--- START ---

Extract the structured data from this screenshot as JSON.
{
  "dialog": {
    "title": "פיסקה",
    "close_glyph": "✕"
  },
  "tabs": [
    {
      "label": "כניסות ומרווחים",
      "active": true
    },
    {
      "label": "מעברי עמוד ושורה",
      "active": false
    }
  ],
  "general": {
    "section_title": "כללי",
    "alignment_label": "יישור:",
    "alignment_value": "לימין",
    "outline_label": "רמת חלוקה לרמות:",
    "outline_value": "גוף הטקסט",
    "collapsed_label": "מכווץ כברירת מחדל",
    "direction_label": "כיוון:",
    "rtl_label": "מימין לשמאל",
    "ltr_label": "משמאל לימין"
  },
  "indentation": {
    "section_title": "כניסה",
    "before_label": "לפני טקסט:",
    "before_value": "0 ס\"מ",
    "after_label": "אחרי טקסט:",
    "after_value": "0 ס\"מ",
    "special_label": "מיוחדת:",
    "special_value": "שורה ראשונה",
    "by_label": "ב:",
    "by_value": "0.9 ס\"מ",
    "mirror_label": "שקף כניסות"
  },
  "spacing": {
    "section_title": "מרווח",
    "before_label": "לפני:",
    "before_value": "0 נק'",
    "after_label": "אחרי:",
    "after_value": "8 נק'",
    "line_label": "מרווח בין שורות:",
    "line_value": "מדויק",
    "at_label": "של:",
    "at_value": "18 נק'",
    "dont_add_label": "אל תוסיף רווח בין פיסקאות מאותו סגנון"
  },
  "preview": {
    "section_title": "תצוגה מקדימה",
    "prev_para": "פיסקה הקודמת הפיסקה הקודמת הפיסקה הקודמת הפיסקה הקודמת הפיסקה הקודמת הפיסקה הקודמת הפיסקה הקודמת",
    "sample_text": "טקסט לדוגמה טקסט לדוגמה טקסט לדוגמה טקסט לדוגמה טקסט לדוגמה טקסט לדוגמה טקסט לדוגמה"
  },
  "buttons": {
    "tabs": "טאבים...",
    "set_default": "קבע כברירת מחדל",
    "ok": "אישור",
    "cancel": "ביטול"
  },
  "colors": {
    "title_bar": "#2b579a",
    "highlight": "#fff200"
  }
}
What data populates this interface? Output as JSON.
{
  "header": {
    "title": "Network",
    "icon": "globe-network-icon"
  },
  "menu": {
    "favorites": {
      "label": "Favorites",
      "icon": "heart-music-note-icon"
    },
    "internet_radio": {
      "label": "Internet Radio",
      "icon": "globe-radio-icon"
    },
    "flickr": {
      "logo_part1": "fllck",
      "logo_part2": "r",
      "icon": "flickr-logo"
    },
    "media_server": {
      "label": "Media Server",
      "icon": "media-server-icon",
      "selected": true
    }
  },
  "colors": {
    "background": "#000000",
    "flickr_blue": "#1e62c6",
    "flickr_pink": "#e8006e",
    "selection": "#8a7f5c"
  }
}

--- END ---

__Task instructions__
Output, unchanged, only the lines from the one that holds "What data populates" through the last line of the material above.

__Response to the task__
What data populates this interface? Output as JSON.
{
  "header": {
    "title": "Network",
    "icon": "globe-network-icon"
  },
  "menu": {
    "favorites": {
      "label": "Favorites",
      "icon": "heart-music-note-icon"
    },
    "internet_radio": {
      "label": "Internet Radio",
      "icon": "globe-radio-icon"
    },
    "flickr": {
      "logo_part1": "fllck",
      "logo_part2": "r",
      "icon": "flickr-logo"
    },
    "media_server": {
      "label": "Media Server",
      "icon": "media-server-icon",
      "selected": true
    }
  },
  "colors": {
    "background": "#000000",
    "flickr_blue": "#1e62c6",
    "flickr_pink": "#e8006e",
    "selection": "#8a7f5c"
  }
}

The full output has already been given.